Editor’s Note: This post is part of our Big Ideas series, a column highlighting the innovative thinking and thought leadership at IIeX events around the world. Ujwal Arkalgud will be speaking at IIeX North America 2019 in Austin, TX. If you liked this article, you’ll LOVE IIeX North America. Click here to learn more.
When it comes to understanding consumers, we turn so much attention to the issue of accuracy. We compare research methodologies, over-analyze research questions, deconstruct consumer responses, and more.
But rarely do we talk about the process of scoping the project itself. And more importantly, the role it can play in preventing new and powerful insights from presenting themselves.
If you work in a large organization you’ll likely agree that consumer research is rarely free from institutional pressures. More often than not, it is not a purely exploratory process, and you need to prove an underlying hypothesis that is driving the project Which means one of the most common unintended consequences of “scoping” research (i.e. defining boundaries) is that the research invariably heads in a particular, even predictable, direction.
I can say this with confidence since almost half of the new clients we acquire each year come to us looking to break this cycle. They realize that they keep getting the same results and they are yearning to discover “something new”.
Unfortunately, avoiding scope-bias isn’t easy. Because without defining the scope, you will invariably find it difficult to stay on budget and deliver the results on time. But this problem of budget and timing is largely a function of the traditional methodologies most organizations employ when looking to study consumers.
Most organizations conduct research using various forms of structured data gathering methods (surveys, focus groups, interviews etc.) This makes it next to impossible to proceed without preemptively dictating which areas to gather data from and which areas to avoid.
Take for example the topic of vegan diets.
If we define the scope of a study as vegan diets and their impact on ready-to-eat snacks, the researcher will seldom bother to expand their data gathering efforts outside of the snacking universe in order to keep time and resources under check, all of which are at a premium because the methods employed are services-driven and are affected by the number of hours a project ultimately takes to build and complete.
This, of course, can be detrimental to the outcome of the research. What if the cultural universe of vegan diets was more strongly connected to replacing meals rather than consuming snacks?

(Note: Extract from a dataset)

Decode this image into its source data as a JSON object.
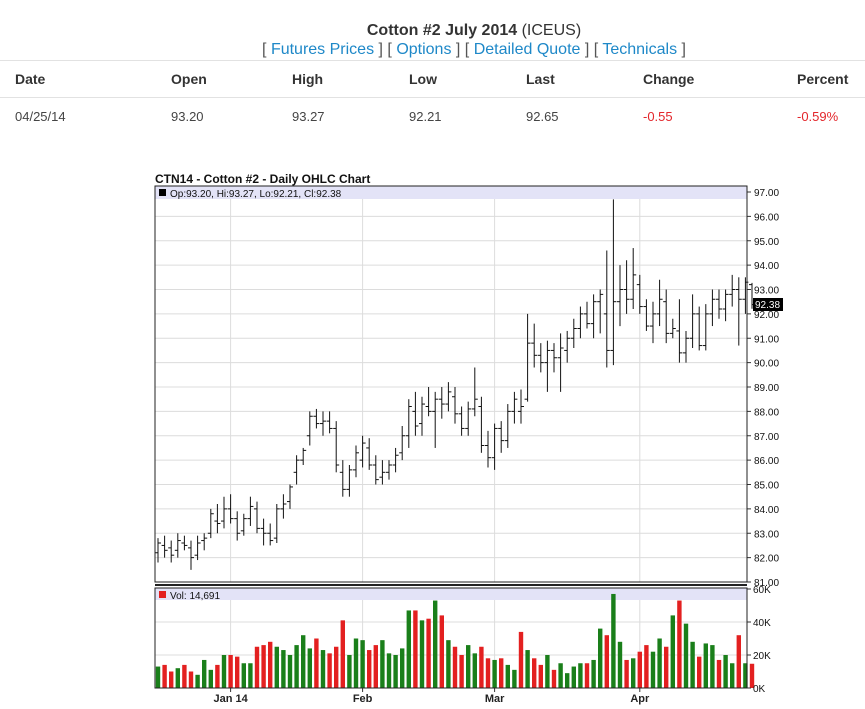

In such a scenario, we’d end up studying a universe that isn’t naturally connected to the way the consumer uses vegan foods in their lives. The act of scoping in such a situation would ultimately result in missed opportunities that could have either saved the team from launching a failed product. Or better yet, it could have allowed the team to launch something that would have solved a truly unmet need and taken the market by storm.
New approaches can help.
When we were building our product (MotivBase.com), we worked really hard from the beginning to create a paradigm wherein our clients weren’t required to create detailed scopes for research projects. I
nstead, we focused on designing the research process in such a way that we could start with some broad boundaries and let the consumer define it better for us. We did this by automating the task of data gathering and even letting the machine get to the first layer of interpretation, whereby our social scientists would be forced to examine culture (or a project space) from the perspective of the consumer.
This type of paradigm shift is now possible because we’re living in a time when access to big data and machine learning tools are making research significantly more agile.
And most of all, they’re forcing us to put the consumer first in the process. If we think back to the example of vegan diets and snacking, what we really should be doing is allowing research to begin from the highest possible layer of abstraction so we can work our way down to understand the role of vegan diets on snacking, without compromising our ability to identify opportunities – even if they don’t directly prove the underlying hypothesis. For example, we could have uncovered that vegan diets are actually more relevant to non-vegans in the context of dinners and weight-loss, rather than in the context of snacks. Which means, vegan snacks appeal to a smaller market and show little growth potential (compared to vegan solutions for dinner or weight loss). Of course, this is just an example but it doesn’t change the underlying reality.
If we want to improve the overall accuracy of research and genuinely uncover net new opportunities for our businesses, we need to change the way we think about scoping projects.
We need to flip the switch, turning an industry perspective to scope, into a consumer-led perspective. And to do this, we need to open ourselves up to new methodologies and tools that can offer innovative solutions that don’t penalize us for having open boundaries.